Jan 4, 2008

A Peak at Peppers

I really like growing my own peppers. Yet for some reason I don't really ever talk about them the way I talk about tomatoes. I wonder why that is.

I think today I am going to change that.

Just like my new found experience with growing tomatoes from seed, 2007 brought me that same experience with peppers. It had the same amount of ups and downs, but in the end I had a great experience and find that it was well worth it.

I first received Chili pepper seeds from a lady in Spain whom I had become friendly with online. They came to me amusingly enough as whole peppers, as she wanted me to have the seeds but didn't have the time to dry them for me.That was actually a good thing, as I was able to sample each of the 3 varieties in advance. The peppers sent were called 'Lemon Drop' a variety that I believe is pretty easy to find and way HOT. It only had maybe 5 seeds in it, and out of those 5 I managed to germinate 3 and lost all 3 in a horrible hardening off accident. So other than my taste test of the original pod, I don't have much to go on, except that I really wanted to grow it. The next was called 'Boule de Turquie' a nice small, round ,thick fleshed , medium hot type. It didn't do much in the way of production for me, but that may have been because of where it was planted. The third is an mystery type that she received from her neighbour, it was quite tasty,a heavy producer and made some nice hot sauce.
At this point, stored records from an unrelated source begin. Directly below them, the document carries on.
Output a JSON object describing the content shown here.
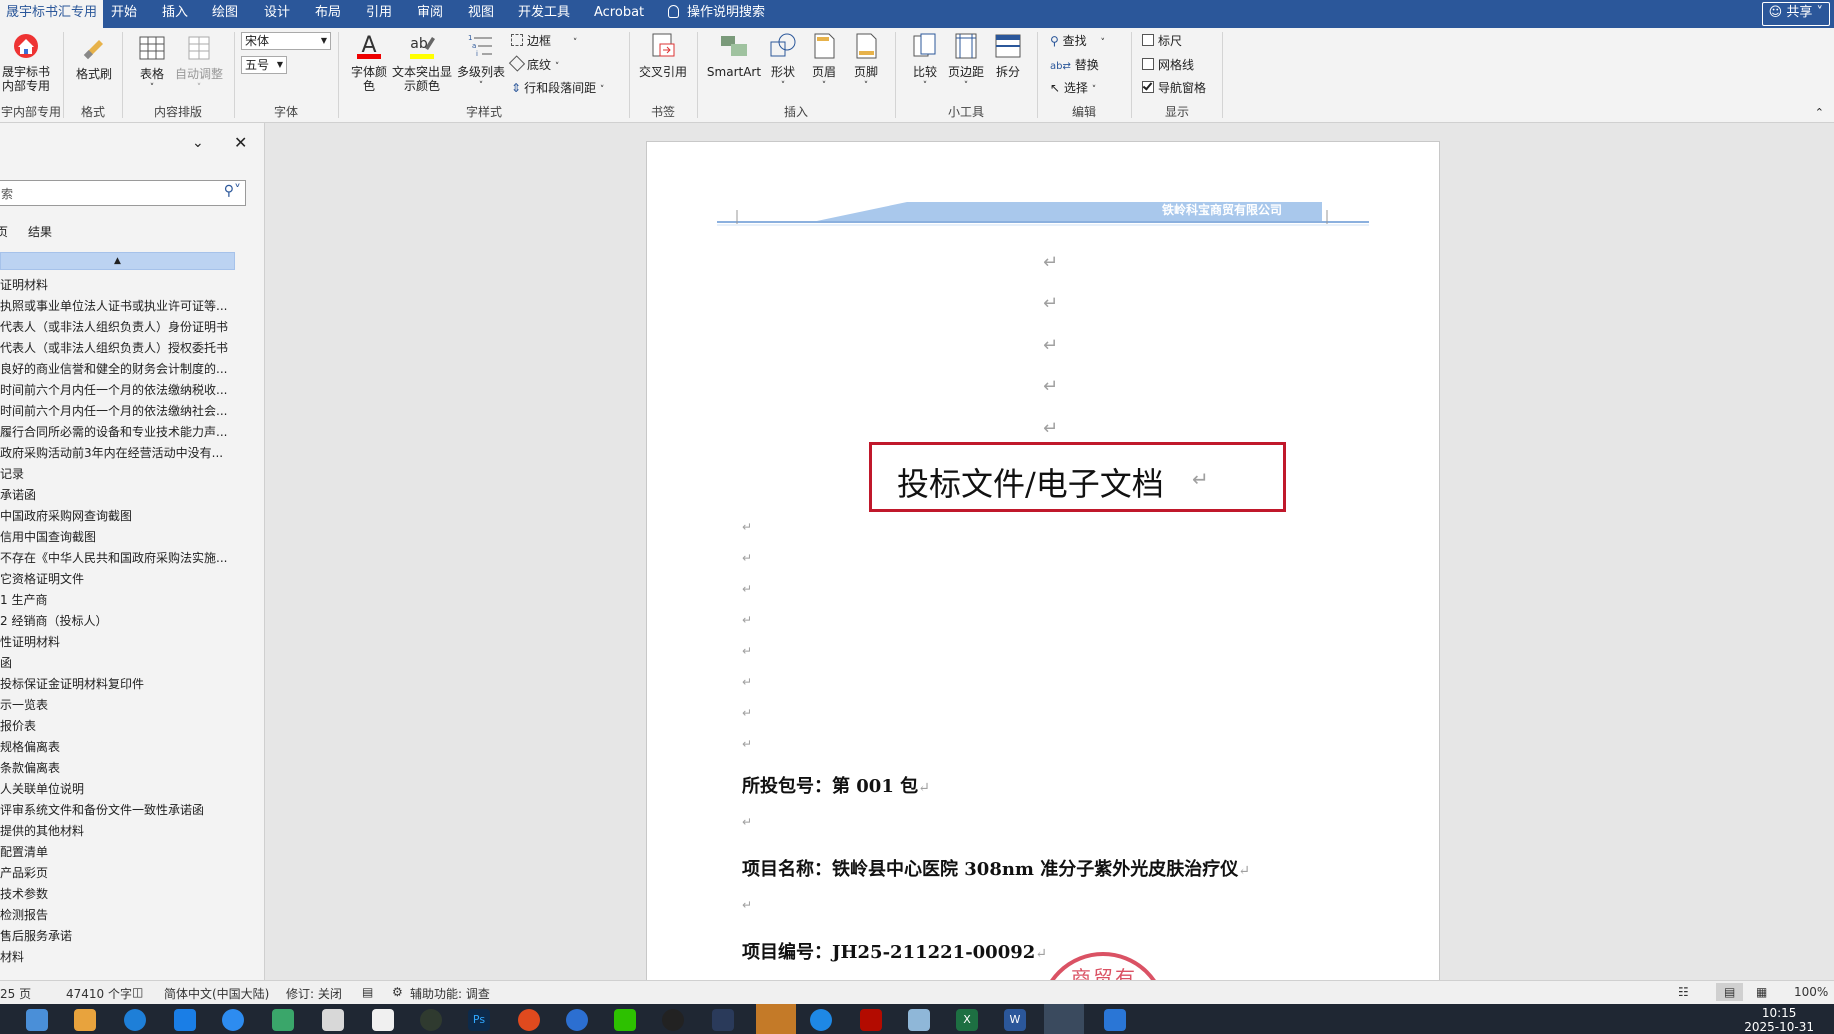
{
  "menubar": {
    "tabs": [
      "晟宇标书汇专用",
      "开始",
      "插入",
      "绘图",
      "设计",
      "布局",
      "引用",
      "审阅",
      "视图",
      "开发工具",
      "Acrobat"
    ],
    "search_label": "操作说明搜索",
    "share_label": "共享"
  },
  "ribbon": {
    "custom_btn_label": "晟宇标书\n内部专用",
    "custom_group": "宇内部专用",
    "format_painter": "格式刷",
    "format_group": "格式",
    "table_btn": "表格",
    "autofit_btn": "自动调整",
    "content_group": "内容排版",
    "font_name": "宋体",
    "font_size": "五号",
    "font_group": "字体",
    "font_color_btn": "字体颜\n色",
    "highlight_btn": "文本突出显\n示颜色",
    "multilevel_btn": "多级列表",
    "border_btn": "边框",
    "shading_btn": "底纹",
    "line_spacing_btn": "行和段落间距",
    "style_group": "字样式",
    "cross_ref_btn": "交叉引用",
    "bookmark_group": "书签",
    "smartart_btn": "SmartArt",
    "shape_btn": "形状",
    "header_btn": "页眉",
    "footer_btn": "页脚",
    "insert_group": "插入",
    "compare_btn": "比较",
    "margin_btn": "页边距",
    "split_btn": "拆分",
    "tools_group": "小工具",
    "find_btn": "查找",
    "replace_btn": "替换",
    "select_btn": "选择",
    "edit_group": "编辑",
    "ruler_label": "标尺",
    "gridline_label": "网格线",
    "navpane_label": "导航窗格",
    "ruler_checked": false,
    "gridline_checked": false,
    "navpane_checked": true,
    "display_group": "显示"
  },
  "navpane": {
    "search_placeholder": "索",
    "tab_pages": "页",
    "tab_results": "结果",
    "items": [
      "证明材料",
      "执照或事业单位法人证书或执业许可证等...",
      "代表人（或非法人组织负责人）身份证明书",
      "代表人（或非法人组织负责人）授权委托书",
      "良好的商业信誉和健全的财务会计制度的...",
      "时间前六个月内任一个月的依法缴纳税收...",
      "时间前六个月内任一个月的依法缴纳社会...",
      "履行合同所必需的设备和专业技术能力声...",
      "政府采购活动前3年内在经营活动中没有...",
      "记录",
      "承诺函",
      "中国政府采购网查询截图",
      "信用中国查询截图",
      "不存在《中华人民共和国政府采购法实施...",
      "它资格证明文件",
      "1 生产商",
      "2 经销商（投标人）",
      "性证明材料",
      "函",
      "投标保证金证明材料复印件",
      "示一览表",
      "报价表",
      "规格偏离表",
      "条款偏离表",
      "人关联单位说明",
      "评审系统文件和备份文件一致性承诺函",
      "提供的其他材料",
      "配置清单",
      "产品彩页",
      "技术参数",
      "检测报告",
      "售后服务承诺",
      "材料"
    ]
  },
  "document": {
    "header_company": "铁岭科宝商贸有限公司",
    "title": "投标文件/电子文档",
    "package_line": "所投包号：第 001 包",
    "project_name_line": "项目名称：铁岭县中心医院 308nm 准分子紫外光皮肤治疗仪",
    "project_code_line": "项目编号：JH25-211221-00092",
    "seal_text": "商贸有"
  },
  "statusbar": {
    "page": "25 页",
    "words": "47410 个字",
    "language": "简体中文(中国大陆)",
    "track_changes": "修订: 关闭",
    "accessibility": "辅助功能: 调查",
    "zoom": "100%"
  },
  "taskbar": {
    "time": "10:15",
    "date": "2025-10-31"
  },
  "colors": {
    "brand": "#2b579a",
    "title_box": "#c0182b",
    "header_band": "#a9c8ec"
  }
}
Next came a care package with the seeds of 2 sweet pepper varieties, Reus Long Parial and Greuso De Plaza 2 types that are both supposed to be sweet red peppers.At least from what I can find about them this is what I gathered.They were good, medium producers,for me, but they did spectacularly for my Mom in her garden. Neither of us had a long enough season to let them get red. Well maybe I could have, but I can never control myself when it comes to picking peppers.


I will grow all 4 of these peppers again in my 2008 garden, along with some Hungarian 'Paprika' peppers. I would like to do a few 'Tabasco' peppers as well, but that is still up in the air for the coming season, they may have to wait until 2009.
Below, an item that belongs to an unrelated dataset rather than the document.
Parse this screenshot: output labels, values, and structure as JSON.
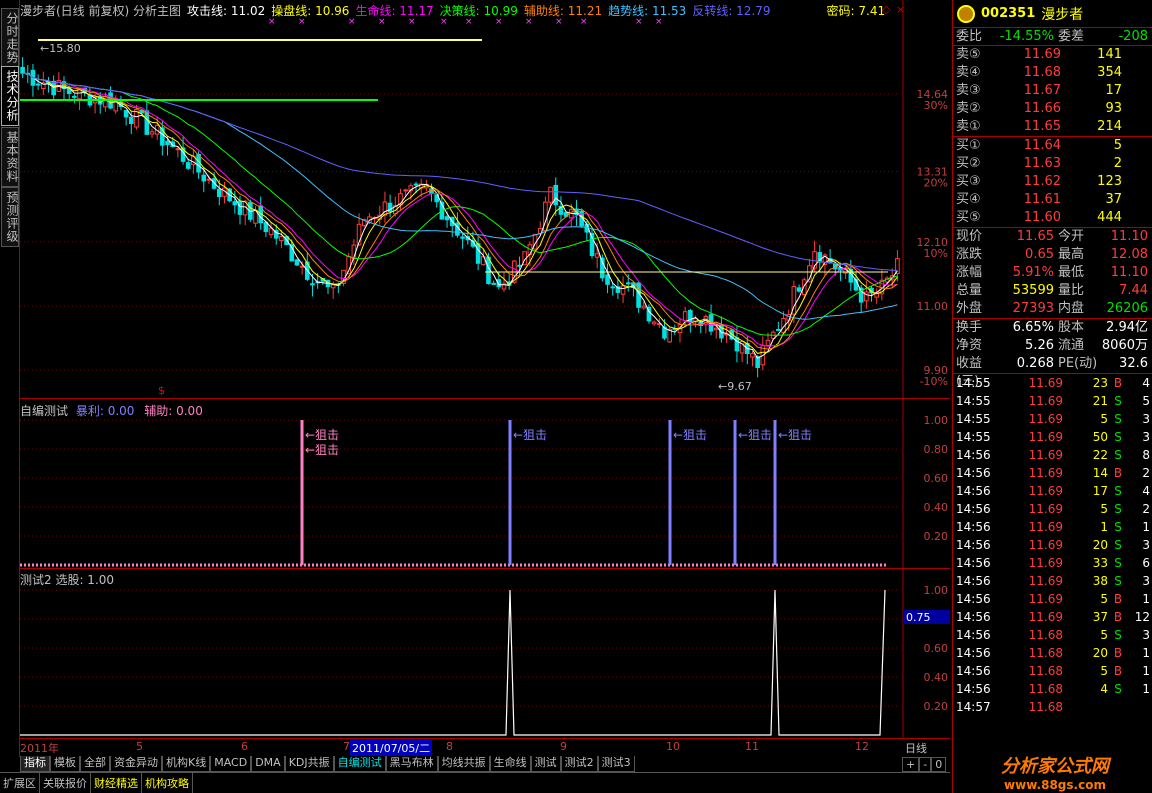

Plus, for anybody who is 'in the know' pepper-wise, I am still looking for the right pepper for CHILIES RELLENOS so let me know what you use, or have heard may be a good variety to use.

2 comments:

ferne said...

Pablanos are the peppers you are looking for and there may be different varieties that will work. I read that you can also use Anahiems. I don't have as much luck with peppers in my plot as I do tomatoes. Like you I prefer the heirlooms. I do love to grow any kind of paprika pepper and dry them. I even have a coffee grinder that I use especially for this purpose. A small pinch of paprika gives may dishes that 'zing' that makes them sing! Love it!

Donna said...

I read somewhere about the Anaheims too, but I knew there was another variety and Poblano it is Thanks for the heads up :)
Funny you mention Paprika Peppers, as I have some seeds for them and I am going to grow them for the first time this season. Being that I am half Hungarian you would have thought I would have been growing those forever LOL!